  • High levels of calcium in the blood

What other tests might I have along with this test?

Your healthcare provider may also order:

  • Urine protein electrophoresis

  • Serum immunofixation

  • Bone marrow biopsy

  • Immunotyping, to find what type of M proteins are present

  • Complete blood count

  • Blood calcium and electrolyte test

  • Kidney and liver blood tests

  • X-rays

What do my test results mean?

Many things may affect your lab test results. These include the method each lab uses to do the test. Even if your test results are different from the normal value, you may not have a problem. To learn what the results mean for you, talk with your healthcare provider.

Serum proteins can be albumin or globulins. Globulins are divided into alpha-1, alpha-2, beta, and gamma globulins.

Normal levels are:


60% to 75% or 3.6 to 5.2 grams per deciliter (g/dL) (36-52 grams per liter -g/L)

Alpha-1 (α-1) 

1.7% to 5% or 0.1 to 0.4 g/dL (1 to 4 g/L)

Alpha-2 (α-2)

6.7% to 12.5% or 0.4 to 1 g/dL (4 to 10 g/L)

Beta (β)

8.3% to 16.3% or 0.5 to 1.2 g/dL (5 to 12 g/L)

Gamma (γ)

10.7% to 20% or 0.6 to 1.6 g/dL (6 to 16 g/L) 

How is this test done?

The test requires a blood sample, which is drawn through a needle from a vein in your arm.

Does this test pose any risks?

The risks are very minor. The needle may feel uncomfortable or painful. You may experience bruising, soreness, or pain in your arm at the puncture spot. These symptoms usually go away soon after the test is over. 

What might affect my test results?

Your diet or lifestyle habits are not likely to affect the results of this test.

How do I get ready for this test?

You probably don't need to take special precautions before having this test. Your healthcare provider will tell you if you need to stop eating or drinking for a period of time before the test. Your provider will also tell you if you need to skip any of your regular medicines on the day of the test. Be sure to tell your provider about all medicines you are taking, including over-the-counter and prescription medicines, and any illicit drugs. Also mention any vitamins, herbs, or supplements that you take.

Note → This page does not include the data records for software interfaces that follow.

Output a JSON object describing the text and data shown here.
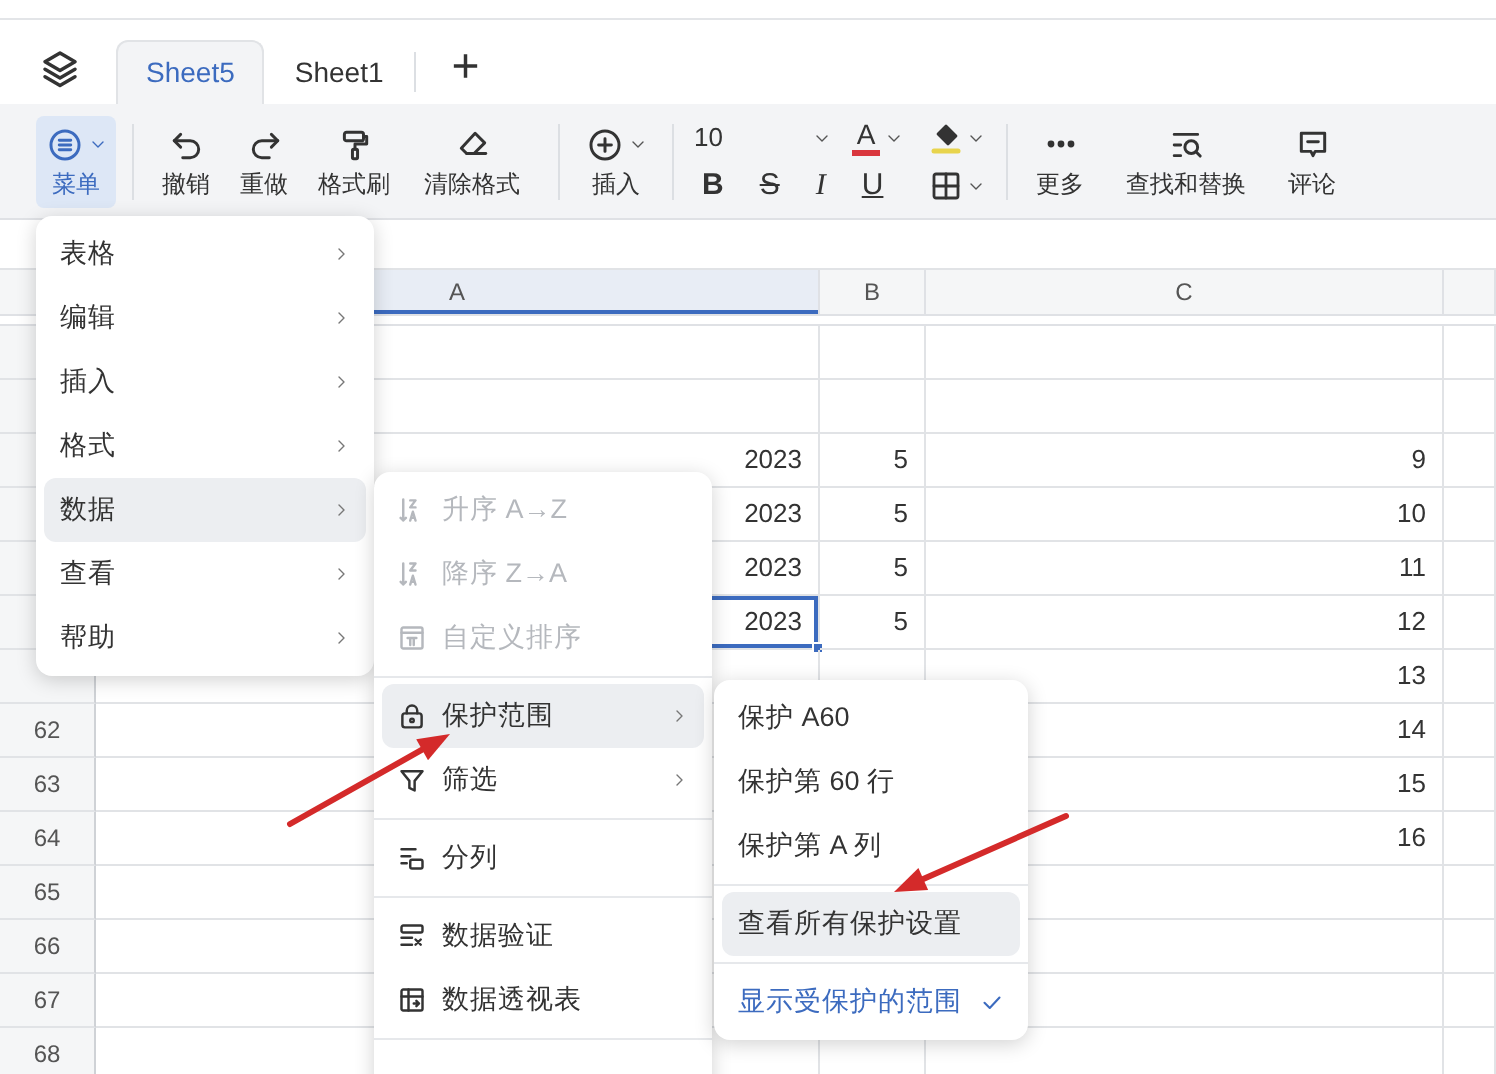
{
  "tab_bar": {
    "tabs": [
      {
        "label": "Sheet5",
        "selected": true
      },
      {
        "label": "Sheet1",
        "selected": false
      }
    ],
    "add_label": "+"
  },
  "toolbar": {
    "menu_button": {
      "label": "菜单",
      "active": true
    },
    "edit_buttons": [
      "撤销",
      "重做",
      "格式刷",
      "清除格式"
    ],
    "insert_button": "插入",
    "font_size": "10",
    "font_color_label": "A",
    "format_buttons": [
      "B",
      "S",
      "I",
      "U"
    ],
    "more_buttons": [
      "更多",
      "查找和替换",
      "评论"
    ]
  },
  "grid": {
    "columns": [
      {
        "label": "A",
        "selected": true
      },
      {
        "label": "B",
        "selected": false
      },
      {
        "label": "C",
        "selected": false
      }
    ],
    "rows": [
      {
        "cells": [
          {
            "kind": "plain"
          },
          {
            "kind": "plain"
          },
          {
            "kind": "plain"
          }
        ]
      },
      {
        "cells": [
          {
            "kind": "plain"
          },
          {
            "kind": "plain"
          },
          {
            "kind": "plain"
          }
        ]
      },
      {
        "cells": [
          {
            "kind": "plain",
            "text": "2023"
          },
          {
            "kind": "plain",
            "text": "5"
          },
          {
            "kind": "plain",
            "text": "9"
          }
        ]
      },
      {
        "cells": [
          {
            "kind": "plain",
            "text": "2023"
          },
          {
            "kind": "plain",
            "text": "5"
          },
          {
            "kind": "plain",
            "text": "10"
          }
        ]
      },
      {
        "cells": [
          {
            "kind": "plain",
            "text": "2023"
          },
          {
            "kind": "plain",
            "text": "5"
          },
          {
            "kind": "plain",
            "text": "11"
          }
        ]
      },
      {
        "cells": [
          {
            "kind": "active",
            "text": "2023"
          },
          {
            "kind": "plain",
            "text": "5"
          },
          {
            "kind": "plain",
            "text": "12"
          }
        ]
      },
      {
        "cells": [
          {
            "kind": "plain"
          },
          {
            "kind": "plain"
          },
          {
            "kind": "plain",
            "text": "13"
          }
        ]
      },
      {
        "number": "62",
        "cells": [
          {
            "kind": "plain"
          },
          {
            "kind": "plain"
          },
          {
            "kind": "plain",
            "text": "14"
          }
        ]
      },
      {
        "number": "63",
        "cells": [
          {
            "kind": "plain"
          },
          {
            "kind": "plain"
          },
          {
            "kind": "plain",
            "text": "15"
          }
        ]
      },
      {
        "number": "64",
        "cells": [
          {
            "kind": "plain"
          },
          {
            "kind": "plain"
          },
          {
            "kind": "plain",
            "text": "16"
          }
        ]
      },
      {
        "number": "65",
        "cells": [
          {
            "kind": "plain"
          },
          {
            "kind": "plain"
          },
          {
            "kind": "plain"
          }
        ]
      },
      {
        "number": "66",
        "cells": [
          {
            "kind": "plain"
          },
          {
            "kind": "plain"
          },
          {
            "kind": "plain"
          }
        ]
      },
      {
        "number": "67",
        "cells": [
          {
            "kind": "plain"
          },
          {
            "kind": "plain"
          },
          {
            "kind": "plain"
          }
        ]
      },
      {
        "number": "68",
        "cells": [
          {
            "kind": "plain"
          },
          {
            "kind": "plain"
          },
          {
            "kind": "plain"
          }
        ]
      }
    ]
  },
  "main_menu": {
    "items": [
      {
        "label": "表格",
        "selected": false
      },
      {
        "label": "编辑",
        "selected": false
      },
      {
        "label": "插入",
        "selected": false
      },
      {
        "label": "格式",
        "selected": false
      },
      {
        "label": "数据",
        "selected": true
      },
      {
        "label": "查看",
        "selected": false
      },
      {
        "label": "帮助",
        "selected": false
      }
    ]
  },
  "data_menu": {
    "items": [
      {
        "kind": "item",
        "label": "升序 A→Z",
        "disabled": true,
        "submenu": false,
        "selected": false
      },
      {
        "kind": "item",
        "label": "降序 Z→A",
        "disabled": true,
        "submenu": false,
        "selected": false
      },
      {
        "kind": "item",
        "label": "自定义排序",
        "disabled": true,
        "submenu": false,
        "selected": false
      },
      {
        "kind": "divider"
      },
      {
        "kind": "item",
        "label": "保护范围",
        "disabled": false,
        "submenu": true,
        "selected": true
      },
      {
        "kind": "item",
        "label": "筛选",
        "disabled": false,
        "submenu": true,
        "selected": false
      },
      {
        "kind": "divider"
      },
      {
        "kind": "item",
        "label": "分列",
        "disabled": false,
        "submenu": false,
        "selected": false
      },
      {
        "kind": "divider"
      },
      {
        "kind": "item",
        "label": "数据验证",
        "disabled": false,
        "submenu": false,
        "selected": false
      },
      {
        "kind": "item",
        "label": "数据透视表",
        "disabled": false,
        "submenu": false,
        "selected": false
      },
      {
        "kind": "divider"
      }
    ]
  },
  "protect_menu": {
    "items": [
      {
        "kind": "item",
        "label": "保护 A60",
        "selected": false
      },
      {
        "kind": "item",
        "label": "保护第 60 行",
        "selected": false
      },
      {
        "kind": "item",
        "label": "保护第 A 列",
        "selected": false
      },
      {
        "kind": "divider"
      },
      {
        "kind": "item",
        "label": "查看所有保护设置",
        "selected": true
      },
      {
        "kind": "divider"
      },
      {
        "kind": "toggle",
        "label": "显示受保护的范围",
        "checked": true
      }
    ]
  }
}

Medical Reviewers:

  • Freeborn, Donna, PhD, CNM, FNP
  • Hanrahan, John, MD